Although I did not initially apply to Lucy Cavendish College, after visiting the college myself, I was relieved to realise that it turned out to seem like a much better fit than the one I applied to at first. What I like most about Lucy is the small size of the community and the friendly environment that I quickly became a part of. Compared to the German schools and university I was used to, Cambridge impresses me by the amount of contact I have with my supervisors. I feel quite lucky to have professors who seem to know me well and encourage me to pursue decolonial or feminist approaches in my essays. I am convinced that studying Human, Social, and Political Sciences was a great choice for me as the subjects complement each other and fit my broad range of interests perfectly.

Having always been passionate about activism for marginalised voices, I have unfortunately experienced all universities as an environment not only lacking in diversity but also engrained with racism and colonial structures. That is why I got involved in initiating a student representation for black students and students of colour at my old university. When I arrived in Cambridge in October 2019, I wanted to continue my activism. At the same time, a place where one can easily develop imposter syndrome, this institution can seem quite intimidating. But I quickly realized that it is not just made of the daunting buildings and age-old traditions surrounding us, but also of the students that shape it. I was impressed to find the diverse range of outlets for students to claim their own spaces and make changes – the African Caribbean Society, Fly, or decolonial working groups, for instance.

Becoming BME Officer at Lucy gave me the chance to get involved in my own college and do my part to make students of colour feel more at home and create more visibility for BME Lucians. I am convinced that having fun and caring for ourselves is vital in political activism. Organising an Afrobeats & Plantain Chips night at our bar, I loved engaging different parts of the student community. In the next term, I am setting up a bookshelf in our common room dedicated to the works of female and non-binary authors of colour.
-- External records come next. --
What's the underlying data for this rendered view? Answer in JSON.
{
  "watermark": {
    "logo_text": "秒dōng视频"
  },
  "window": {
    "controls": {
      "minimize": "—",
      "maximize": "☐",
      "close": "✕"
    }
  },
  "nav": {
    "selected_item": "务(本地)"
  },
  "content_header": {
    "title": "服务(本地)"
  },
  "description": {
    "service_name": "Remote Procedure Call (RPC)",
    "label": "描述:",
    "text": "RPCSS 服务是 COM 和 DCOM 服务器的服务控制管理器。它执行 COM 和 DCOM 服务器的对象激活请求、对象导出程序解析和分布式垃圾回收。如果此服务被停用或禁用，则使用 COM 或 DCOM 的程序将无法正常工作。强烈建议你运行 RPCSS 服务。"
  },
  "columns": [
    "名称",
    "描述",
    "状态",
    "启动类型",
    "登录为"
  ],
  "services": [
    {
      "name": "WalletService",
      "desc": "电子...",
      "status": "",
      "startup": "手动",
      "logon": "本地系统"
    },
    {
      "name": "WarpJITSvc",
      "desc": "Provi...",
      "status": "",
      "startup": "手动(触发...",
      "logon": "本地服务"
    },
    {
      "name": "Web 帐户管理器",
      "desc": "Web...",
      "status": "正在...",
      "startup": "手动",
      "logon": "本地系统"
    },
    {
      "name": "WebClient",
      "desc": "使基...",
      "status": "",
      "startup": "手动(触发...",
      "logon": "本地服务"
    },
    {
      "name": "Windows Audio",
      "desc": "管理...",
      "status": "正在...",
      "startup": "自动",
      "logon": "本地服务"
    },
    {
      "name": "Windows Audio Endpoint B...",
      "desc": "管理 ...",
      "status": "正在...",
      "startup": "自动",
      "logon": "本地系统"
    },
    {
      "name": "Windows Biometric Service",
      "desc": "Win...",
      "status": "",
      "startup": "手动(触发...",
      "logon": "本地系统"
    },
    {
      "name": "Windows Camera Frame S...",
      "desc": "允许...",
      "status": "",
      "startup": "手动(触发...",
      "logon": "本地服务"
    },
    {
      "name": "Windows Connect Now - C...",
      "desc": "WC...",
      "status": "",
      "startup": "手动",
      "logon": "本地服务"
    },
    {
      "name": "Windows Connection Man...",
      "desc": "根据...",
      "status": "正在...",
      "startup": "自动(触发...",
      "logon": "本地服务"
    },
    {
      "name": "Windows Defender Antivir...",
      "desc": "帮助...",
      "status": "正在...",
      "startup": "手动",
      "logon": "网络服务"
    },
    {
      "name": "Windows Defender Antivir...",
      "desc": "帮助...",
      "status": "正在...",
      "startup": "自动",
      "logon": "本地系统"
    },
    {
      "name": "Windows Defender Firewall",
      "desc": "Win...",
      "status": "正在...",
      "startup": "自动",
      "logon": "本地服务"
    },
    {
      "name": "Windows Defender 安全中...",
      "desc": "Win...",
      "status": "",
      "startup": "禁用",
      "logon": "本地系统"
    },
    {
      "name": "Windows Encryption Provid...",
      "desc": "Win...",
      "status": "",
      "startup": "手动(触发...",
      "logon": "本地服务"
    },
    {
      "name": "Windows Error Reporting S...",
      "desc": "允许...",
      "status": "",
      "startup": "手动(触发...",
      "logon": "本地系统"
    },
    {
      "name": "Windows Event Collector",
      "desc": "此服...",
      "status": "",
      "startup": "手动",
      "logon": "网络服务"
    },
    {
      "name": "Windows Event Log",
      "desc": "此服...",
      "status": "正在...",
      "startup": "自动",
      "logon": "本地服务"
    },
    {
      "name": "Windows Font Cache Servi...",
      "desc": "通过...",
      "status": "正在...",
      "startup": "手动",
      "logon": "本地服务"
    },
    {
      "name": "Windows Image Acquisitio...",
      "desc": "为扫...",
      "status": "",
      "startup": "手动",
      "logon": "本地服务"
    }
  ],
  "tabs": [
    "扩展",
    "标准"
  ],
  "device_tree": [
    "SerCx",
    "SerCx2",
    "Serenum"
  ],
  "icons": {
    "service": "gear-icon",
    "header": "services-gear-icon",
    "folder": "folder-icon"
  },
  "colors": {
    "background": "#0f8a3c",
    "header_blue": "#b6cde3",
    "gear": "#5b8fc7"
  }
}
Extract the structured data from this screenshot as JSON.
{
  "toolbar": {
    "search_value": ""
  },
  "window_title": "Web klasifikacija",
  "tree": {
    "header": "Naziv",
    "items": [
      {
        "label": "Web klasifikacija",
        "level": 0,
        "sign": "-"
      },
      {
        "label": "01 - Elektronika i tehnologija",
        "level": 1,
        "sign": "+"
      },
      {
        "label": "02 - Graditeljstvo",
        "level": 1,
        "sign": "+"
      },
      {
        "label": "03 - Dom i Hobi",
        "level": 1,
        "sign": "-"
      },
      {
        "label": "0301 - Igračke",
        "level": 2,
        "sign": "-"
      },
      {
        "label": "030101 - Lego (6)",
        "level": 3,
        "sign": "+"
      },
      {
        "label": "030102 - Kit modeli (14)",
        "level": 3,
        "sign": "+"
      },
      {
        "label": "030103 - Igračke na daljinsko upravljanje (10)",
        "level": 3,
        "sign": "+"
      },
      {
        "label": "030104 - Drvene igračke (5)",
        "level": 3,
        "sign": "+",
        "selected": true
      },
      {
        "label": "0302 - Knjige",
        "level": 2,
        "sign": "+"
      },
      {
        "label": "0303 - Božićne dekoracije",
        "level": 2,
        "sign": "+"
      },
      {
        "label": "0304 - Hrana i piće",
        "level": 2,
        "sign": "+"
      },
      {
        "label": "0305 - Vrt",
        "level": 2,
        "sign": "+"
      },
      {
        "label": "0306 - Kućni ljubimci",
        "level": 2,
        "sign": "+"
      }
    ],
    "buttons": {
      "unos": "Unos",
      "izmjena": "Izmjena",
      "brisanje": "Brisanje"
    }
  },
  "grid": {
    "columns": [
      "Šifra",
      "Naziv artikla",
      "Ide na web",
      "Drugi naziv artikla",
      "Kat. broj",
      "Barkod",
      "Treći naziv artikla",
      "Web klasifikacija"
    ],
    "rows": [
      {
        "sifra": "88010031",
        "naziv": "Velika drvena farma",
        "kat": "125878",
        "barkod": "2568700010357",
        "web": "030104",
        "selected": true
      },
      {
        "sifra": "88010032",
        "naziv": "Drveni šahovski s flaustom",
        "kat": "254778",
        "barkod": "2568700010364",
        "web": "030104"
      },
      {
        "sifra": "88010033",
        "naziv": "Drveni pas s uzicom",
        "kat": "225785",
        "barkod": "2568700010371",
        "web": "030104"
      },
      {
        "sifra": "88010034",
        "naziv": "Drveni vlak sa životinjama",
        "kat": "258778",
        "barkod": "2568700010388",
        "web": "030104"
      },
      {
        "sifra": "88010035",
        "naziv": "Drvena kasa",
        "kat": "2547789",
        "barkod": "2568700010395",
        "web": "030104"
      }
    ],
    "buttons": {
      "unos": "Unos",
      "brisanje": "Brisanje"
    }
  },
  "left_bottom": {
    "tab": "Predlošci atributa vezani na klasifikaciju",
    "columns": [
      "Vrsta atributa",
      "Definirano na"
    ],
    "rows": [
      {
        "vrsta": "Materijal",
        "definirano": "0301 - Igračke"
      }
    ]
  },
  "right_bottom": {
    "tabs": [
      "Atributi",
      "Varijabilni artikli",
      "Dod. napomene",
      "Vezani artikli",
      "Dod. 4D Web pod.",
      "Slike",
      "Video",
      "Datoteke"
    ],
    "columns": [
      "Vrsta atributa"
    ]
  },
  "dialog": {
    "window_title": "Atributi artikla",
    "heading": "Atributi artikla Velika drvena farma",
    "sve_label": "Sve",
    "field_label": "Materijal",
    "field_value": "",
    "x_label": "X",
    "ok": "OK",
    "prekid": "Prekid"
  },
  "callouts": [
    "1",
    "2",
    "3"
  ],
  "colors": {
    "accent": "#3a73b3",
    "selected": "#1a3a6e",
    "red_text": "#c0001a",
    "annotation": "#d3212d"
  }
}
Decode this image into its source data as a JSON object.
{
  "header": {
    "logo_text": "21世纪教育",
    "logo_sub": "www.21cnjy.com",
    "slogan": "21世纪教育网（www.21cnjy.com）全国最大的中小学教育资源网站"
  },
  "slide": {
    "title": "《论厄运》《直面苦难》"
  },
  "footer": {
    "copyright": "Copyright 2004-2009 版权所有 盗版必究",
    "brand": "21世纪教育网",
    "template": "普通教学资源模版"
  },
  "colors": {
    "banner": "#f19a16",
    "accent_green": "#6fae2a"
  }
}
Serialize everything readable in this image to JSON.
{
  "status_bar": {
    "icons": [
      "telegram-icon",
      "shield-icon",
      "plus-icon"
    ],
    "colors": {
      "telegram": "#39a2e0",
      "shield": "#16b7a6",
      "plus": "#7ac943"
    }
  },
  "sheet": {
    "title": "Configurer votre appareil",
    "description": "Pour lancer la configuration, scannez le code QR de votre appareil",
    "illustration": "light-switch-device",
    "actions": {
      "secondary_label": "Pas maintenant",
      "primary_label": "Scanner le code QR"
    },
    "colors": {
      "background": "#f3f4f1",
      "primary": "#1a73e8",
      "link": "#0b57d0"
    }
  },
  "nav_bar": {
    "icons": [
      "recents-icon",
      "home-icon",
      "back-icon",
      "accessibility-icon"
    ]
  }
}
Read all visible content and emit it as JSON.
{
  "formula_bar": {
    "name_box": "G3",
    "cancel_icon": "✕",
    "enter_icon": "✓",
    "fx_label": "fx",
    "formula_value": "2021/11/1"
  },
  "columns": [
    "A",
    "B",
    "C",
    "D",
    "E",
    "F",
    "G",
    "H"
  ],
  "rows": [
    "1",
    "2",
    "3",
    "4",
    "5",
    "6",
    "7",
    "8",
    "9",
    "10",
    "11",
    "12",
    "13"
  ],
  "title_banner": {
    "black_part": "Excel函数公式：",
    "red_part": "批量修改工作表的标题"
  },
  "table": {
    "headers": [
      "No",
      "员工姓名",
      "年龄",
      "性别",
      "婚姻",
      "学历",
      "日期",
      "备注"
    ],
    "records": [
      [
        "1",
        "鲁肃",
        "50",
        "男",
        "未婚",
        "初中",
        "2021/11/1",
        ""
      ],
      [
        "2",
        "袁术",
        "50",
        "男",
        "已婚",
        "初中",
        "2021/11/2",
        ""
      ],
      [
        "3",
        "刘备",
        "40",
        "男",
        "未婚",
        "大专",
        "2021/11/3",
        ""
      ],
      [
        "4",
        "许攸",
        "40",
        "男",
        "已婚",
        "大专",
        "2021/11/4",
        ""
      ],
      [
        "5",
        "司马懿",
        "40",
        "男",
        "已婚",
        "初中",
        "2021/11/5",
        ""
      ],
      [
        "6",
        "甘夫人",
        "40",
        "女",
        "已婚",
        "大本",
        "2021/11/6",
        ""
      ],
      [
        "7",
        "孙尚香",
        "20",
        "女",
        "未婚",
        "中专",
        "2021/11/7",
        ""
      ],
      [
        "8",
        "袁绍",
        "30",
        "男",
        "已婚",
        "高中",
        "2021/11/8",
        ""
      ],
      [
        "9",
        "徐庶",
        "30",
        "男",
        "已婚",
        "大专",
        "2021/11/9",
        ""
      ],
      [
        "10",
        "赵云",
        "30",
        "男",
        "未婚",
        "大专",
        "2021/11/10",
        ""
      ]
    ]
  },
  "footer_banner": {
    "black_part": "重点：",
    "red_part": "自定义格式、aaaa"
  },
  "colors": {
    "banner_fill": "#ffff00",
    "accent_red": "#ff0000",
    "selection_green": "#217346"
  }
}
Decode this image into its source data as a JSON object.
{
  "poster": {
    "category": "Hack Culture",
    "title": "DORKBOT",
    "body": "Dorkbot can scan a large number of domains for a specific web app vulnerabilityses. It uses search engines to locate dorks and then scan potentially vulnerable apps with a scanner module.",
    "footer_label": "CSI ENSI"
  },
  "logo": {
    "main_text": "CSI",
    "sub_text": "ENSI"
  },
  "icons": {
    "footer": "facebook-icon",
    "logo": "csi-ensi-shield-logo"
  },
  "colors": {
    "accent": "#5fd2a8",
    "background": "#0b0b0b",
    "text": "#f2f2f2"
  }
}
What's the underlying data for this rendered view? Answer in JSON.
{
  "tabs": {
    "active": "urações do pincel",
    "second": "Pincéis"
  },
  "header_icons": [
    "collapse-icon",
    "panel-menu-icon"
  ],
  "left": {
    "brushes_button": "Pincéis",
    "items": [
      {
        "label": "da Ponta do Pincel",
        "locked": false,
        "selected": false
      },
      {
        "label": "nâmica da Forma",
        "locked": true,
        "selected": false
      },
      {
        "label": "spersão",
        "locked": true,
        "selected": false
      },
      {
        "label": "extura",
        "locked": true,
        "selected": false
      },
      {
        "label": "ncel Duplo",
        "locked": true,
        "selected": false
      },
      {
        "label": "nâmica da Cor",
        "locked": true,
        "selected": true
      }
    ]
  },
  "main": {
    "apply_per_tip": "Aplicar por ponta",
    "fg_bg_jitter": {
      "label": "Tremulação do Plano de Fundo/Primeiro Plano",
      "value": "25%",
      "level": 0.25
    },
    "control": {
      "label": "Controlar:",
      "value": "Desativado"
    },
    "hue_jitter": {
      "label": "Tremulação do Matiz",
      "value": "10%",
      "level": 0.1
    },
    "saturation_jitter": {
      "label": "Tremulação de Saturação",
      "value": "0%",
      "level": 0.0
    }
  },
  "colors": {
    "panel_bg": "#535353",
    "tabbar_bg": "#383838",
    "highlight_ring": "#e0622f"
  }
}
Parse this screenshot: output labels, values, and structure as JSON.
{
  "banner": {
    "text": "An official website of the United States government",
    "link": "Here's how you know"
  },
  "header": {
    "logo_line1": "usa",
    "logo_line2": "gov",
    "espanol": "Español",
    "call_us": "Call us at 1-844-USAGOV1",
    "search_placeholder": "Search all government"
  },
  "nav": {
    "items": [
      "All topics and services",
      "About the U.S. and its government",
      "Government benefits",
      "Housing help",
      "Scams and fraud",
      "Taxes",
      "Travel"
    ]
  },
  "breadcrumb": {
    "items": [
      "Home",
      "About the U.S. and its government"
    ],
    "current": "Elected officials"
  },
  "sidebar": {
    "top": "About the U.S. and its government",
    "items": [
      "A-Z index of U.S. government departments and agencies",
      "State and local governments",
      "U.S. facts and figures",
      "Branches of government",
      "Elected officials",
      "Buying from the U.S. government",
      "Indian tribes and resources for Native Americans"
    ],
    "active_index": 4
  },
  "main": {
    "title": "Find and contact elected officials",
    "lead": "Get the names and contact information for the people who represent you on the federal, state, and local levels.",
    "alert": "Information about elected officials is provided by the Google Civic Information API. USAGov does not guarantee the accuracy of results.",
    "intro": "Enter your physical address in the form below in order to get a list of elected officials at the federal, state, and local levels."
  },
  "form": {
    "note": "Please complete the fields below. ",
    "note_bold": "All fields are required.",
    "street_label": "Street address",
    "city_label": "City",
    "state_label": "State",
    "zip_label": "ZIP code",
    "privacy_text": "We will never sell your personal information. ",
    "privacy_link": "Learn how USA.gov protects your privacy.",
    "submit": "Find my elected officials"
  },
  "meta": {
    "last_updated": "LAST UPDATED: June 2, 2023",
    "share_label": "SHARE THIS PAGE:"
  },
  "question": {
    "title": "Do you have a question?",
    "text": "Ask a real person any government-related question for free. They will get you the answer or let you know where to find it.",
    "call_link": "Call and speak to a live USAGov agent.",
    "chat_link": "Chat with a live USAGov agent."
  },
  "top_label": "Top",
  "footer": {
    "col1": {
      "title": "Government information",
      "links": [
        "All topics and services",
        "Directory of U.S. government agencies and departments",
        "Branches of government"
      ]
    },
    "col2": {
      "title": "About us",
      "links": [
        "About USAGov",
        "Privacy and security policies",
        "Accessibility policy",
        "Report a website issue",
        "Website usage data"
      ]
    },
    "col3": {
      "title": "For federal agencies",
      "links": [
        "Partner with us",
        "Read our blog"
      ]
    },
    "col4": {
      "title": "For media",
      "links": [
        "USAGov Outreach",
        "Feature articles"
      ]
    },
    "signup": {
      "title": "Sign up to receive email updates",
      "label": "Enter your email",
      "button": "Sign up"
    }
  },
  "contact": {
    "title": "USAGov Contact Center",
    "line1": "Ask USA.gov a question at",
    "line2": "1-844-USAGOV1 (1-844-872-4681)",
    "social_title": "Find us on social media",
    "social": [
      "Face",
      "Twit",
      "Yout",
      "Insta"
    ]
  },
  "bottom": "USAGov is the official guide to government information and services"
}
I am also an assistant editor at Marble, a student magazine giving a voice to the diverse experiences of BME students as well as Bait, a magazine publishing opinion pieces, poetry, art and photography to raise money for local charities.

While I am still not entirely set on what I want to do after university, I am convinced that the spaces I can engage in at Cambridge and Lucy in particular help me develop and leave my mark.